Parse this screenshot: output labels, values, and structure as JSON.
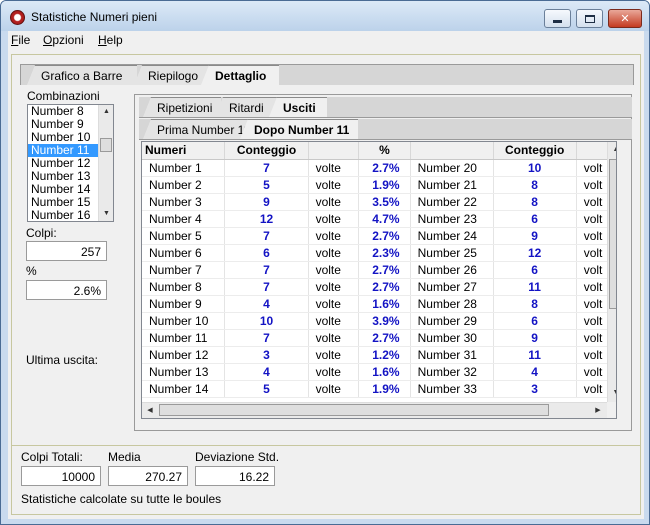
{
  "window": {
    "title": "Statistiche Numeri pieni",
    "icon": "app-icon"
  },
  "menu": [
    "File",
    "Opzioni",
    "Help"
  ],
  "tabs_top": [
    "Grafico a Barre",
    "Riepilogo",
    "Dettaglio"
  ],
  "tabs_mid": [
    "Ripetizioni",
    "Ritardi",
    "Usciti"
  ],
  "tabs_low": [
    "Prima Number 11",
    "Dopo Number 11"
  ],
  "left": {
    "combinazioni_label": "Combinazioni",
    "list": [
      "Number 8",
      "Number 9",
      "Number 10",
      "Number 11",
      "Number 12",
      "Number 13",
      "Number 14",
      "Number 15",
      "Number 16"
    ],
    "selected": "Number 11",
    "colpi_label": "Colpi:",
    "colpi_value": "257",
    "pct_label": "%",
    "pct_value": "2.6%",
    "ultima_label": "Ultima uscita:"
  },
  "grid": {
    "headers": [
      "Numeri",
      "Conteggio",
      "",
      "%",
      "",
      "Conteggio",
      ""
    ],
    "volte": "volte",
    "volte_cut": "volt",
    "rows": [
      {
        "n1": "Number 1",
        "c1": "7",
        "p1": "2.7%",
        "n2": "Number 20",
        "c2": "10"
      },
      {
        "n1": "Number 2",
        "c1": "5",
        "p1": "1.9%",
        "n2": "Number 21",
        "c2": "8"
      },
      {
        "n1": "Number 3",
        "c1": "9",
        "p1": "3.5%",
        "n2": "Number 22",
        "c2": "8"
      },
      {
        "n1": "Number 4",
        "c1": "12",
        "p1": "4.7%",
        "n2": "Number 23",
        "c2": "6"
      },
      {
        "n1": "Number 5",
        "c1": "7",
        "p1": "2.7%",
        "n2": "Number 24",
        "c2": "9"
      },
      {
        "n1": "Number 6",
        "c1": "6",
        "p1": "2.3%",
        "n2": "Number 25",
        "c2": "12"
      },
      {
        "n1": "Number 7",
        "c1": "7",
        "p1": "2.7%",
        "n2": "Number 26",
        "c2": "6"
      },
      {
        "n1": "Number 8",
        "c1": "7",
        "p1": "2.7%",
        "n2": "Number 27",
        "c2": "11"
      },
      {
        "n1": "Number 9",
        "c1": "4",
        "p1": "1.6%",
        "n2": "Number 28",
        "c2": "8"
      },
      {
        "n1": "Number 10",
        "c1": "10",
        "p1": "3.9%",
        "n2": "Number 29",
        "c2": "6"
      },
      {
        "n1": "Number 11",
        "c1": "7",
        "p1": "2.7%",
        "n2": "Number 30",
        "c2": "9"
      },
      {
        "n1": "Number 12",
        "c1": "3",
        "p1": "1.2%",
        "n2": "Number 31",
        "c2": "11"
      },
      {
        "n1": "Number 13",
        "c1": "4",
        "p1": "1.6%",
        "n2": "Number 32",
        "c2": "4"
      },
      {
        "n1": "Number 14",
        "c1": "5",
        "p1": "1.9%",
        "n2": "Number 33",
        "c2": "3"
      }
    ]
  },
  "bottom": {
    "colpi_totali_label": "Colpi Totali:",
    "colpi_totali_value": "10000",
    "media_label": "Media",
    "media_value": "270.27",
    "dev_label": "Deviazione Std.",
    "dev_value": "16.22",
    "note": "Statistiche calcolate su tutte le boules"
  },
  "colors": {
    "count_blue": "#1313c4",
    "selection": "#3399ff"
  }
}
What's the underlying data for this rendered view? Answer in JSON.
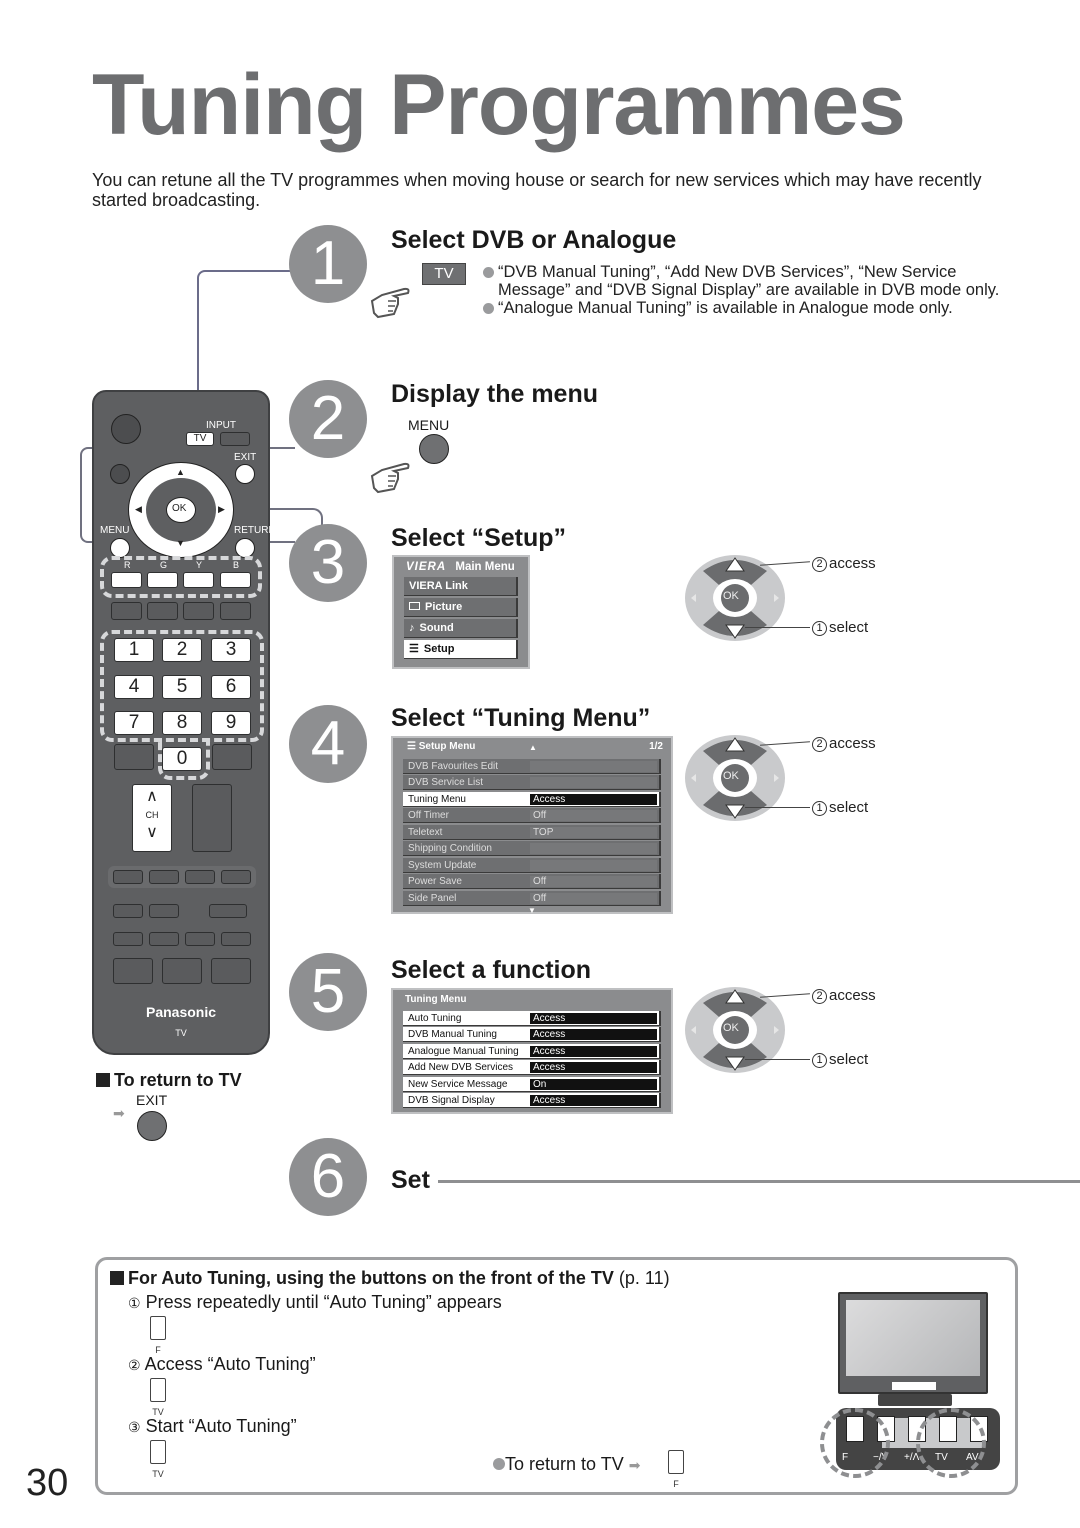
{
  "page": {
    "title": "Tuning Programmes",
    "intro": "You can retune all the TV programmes when moving house or search for new services which may have recently started broadcasting.",
    "page_number": "30"
  },
  "steps": [
    {
      "number": "1",
      "heading": "Select DVB or Analogue",
      "key_label": "TV",
      "bullets": [
        "“DVB Manual Tuning”, “Add New DVB Services”, “New Service Message” and “DVB Signal Display” are available in DVB mode only.",
        "“Analogue Manual Tuning” is available in Analogue mode only."
      ]
    },
    {
      "number": "2",
      "heading": "Display the menu",
      "key_label": "MENU"
    },
    {
      "number": "3",
      "heading": "Select “Setup”"
    },
    {
      "number": "4",
      "heading": "Select “Tuning Menu”"
    },
    {
      "number": "5",
      "heading": "Select a function"
    },
    {
      "number": "6",
      "heading": "Set"
    }
  ],
  "main_menu": {
    "logo": "VIERA",
    "title": "Main Menu",
    "items": [
      {
        "label": "VIERA Link",
        "icon": ""
      },
      {
        "label": "Picture",
        "icon": "screen-icon"
      },
      {
        "label": "Sound",
        "icon": "note-icon"
      },
      {
        "label": "Setup",
        "icon": "list-icon",
        "selected": true
      }
    ]
  },
  "setup_menu": {
    "title": "Setup Menu",
    "page": "1/2",
    "rows": [
      {
        "label": "DVB Favourites Edit",
        "value": ""
      },
      {
        "label": "DVB Service List",
        "value": ""
      },
      {
        "label": "Tuning Menu",
        "value": "Access",
        "selected": true
      },
      {
        "label": "Off Timer",
        "value": "Off"
      },
      {
        "label": "Teletext",
        "value": "TOP"
      },
      {
        "label": "Shipping Condition",
        "value": ""
      },
      {
        "label": "System Update",
        "value": ""
      },
      {
        "label": "Power Save",
        "value": "Off"
      },
      {
        "label": "Side Panel",
        "value": "Off"
      }
    ]
  },
  "tuning_menu": {
    "title": "Tuning Menu",
    "rows": [
      {
        "label": "Auto Tuning",
        "value": "Access"
      },
      {
        "label": "DVB Manual Tuning",
        "value": "Access"
      },
      {
        "label": "Analogue Manual Tuning",
        "value": "Access"
      },
      {
        "label": "Add New DVB Services",
        "value": "Access"
      },
      {
        "label": "New Service Message",
        "value": "On"
      },
      {
        "label": "DVB Signal Display",
        "value": "Access"
      }
    ]
  },
  "dpad": {
    "ok_label": "OK",
    "access_num": "2",
    "access_label": "access",
    "select_num": "1",
    "select_label": "select"
  },
  "remote": {
    "input_label": "INPUT",
    "tv_label": "TV",
    "exit_label": "EXIT",
    "ok_label": "OK",
    "menu_label": "MENU",
    "return_label": "RETURN",
    "color_keys": [
      "R",
      "G",
      "Y",
      "B"
    ],
    "digits": [
      "1",
      "2",
      "3",
      "4",
      "5",
      "6",
      "7",
      "8",
      "9",
      "0"
    ],
    "ch_label": "CH",
    "brand": "Panasonic",
    "model": "TV"
  },
  "return_to_tv": {
    "heading": "To return to TV",
    "key_label": "EXIT"
  },
  "auto_tuning_box": {
    "title": "For Auto Tuning, using the buttons on the front of the TV",
    "page_ref": "(p. 11)",
    "steps": [
      {
        "num": "①",
        "text": "Press repeatedly until “Auto Tuning” appears",
        "key": "F"
      },
      {
        "num": "②",
        "text": "Access “Auto Tuning”",
        "key": "TV"
      },
      {
        "num": "③",
        "text": "Start “Auto Tuning”",
        "key": "TV"
      }
    ],
    "return_text": "To return to TV",
    "return_key": "F",
    "tv_front_keys": [
      "F",
      "−/V",
      "+/Λ",
      "TV",
      "AV"
    ]
  }
}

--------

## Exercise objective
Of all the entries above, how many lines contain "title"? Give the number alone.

## Answer to the exercise
6